Write out every entry precisely as given, leaving the pictures out.

(Stored data entries)
▼▼▼

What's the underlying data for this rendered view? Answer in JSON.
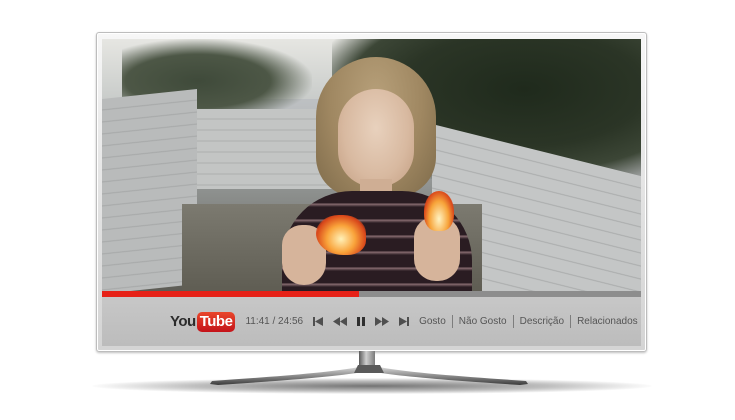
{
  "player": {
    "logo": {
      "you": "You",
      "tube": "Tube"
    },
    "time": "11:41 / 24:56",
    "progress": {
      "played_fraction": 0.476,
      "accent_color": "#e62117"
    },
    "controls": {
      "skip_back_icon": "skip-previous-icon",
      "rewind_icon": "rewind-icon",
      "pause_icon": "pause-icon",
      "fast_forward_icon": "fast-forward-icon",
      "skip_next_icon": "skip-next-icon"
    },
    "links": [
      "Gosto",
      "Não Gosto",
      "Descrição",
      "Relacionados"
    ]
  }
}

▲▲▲

### Reply to the exercise
What's the underlying data for this rendered view? Answer in JSON.
{
  "player": {
    "logo": {
      "you": "You",
      "tube": "Tube"
    },
    "time": "11:41 / 24:56",
    "progress": {
      "played_fraction": 0.476,
      "accent_color": "#e62117"
    },
    "controls": {
      "skip_back_icon": "skip-previous-icon",
      "rewind_icon": "rewind-icon",
      "pause_icon": "pause-icon",
      "fast_forward_icon": "fast-forward-icon",
      "skip_next_icon": "skip-next-icon"
    },
    "links": [
      "Gosto",
      "Não Gosto",
      "Descrição",
      "Relacionados"
    ]
  }
}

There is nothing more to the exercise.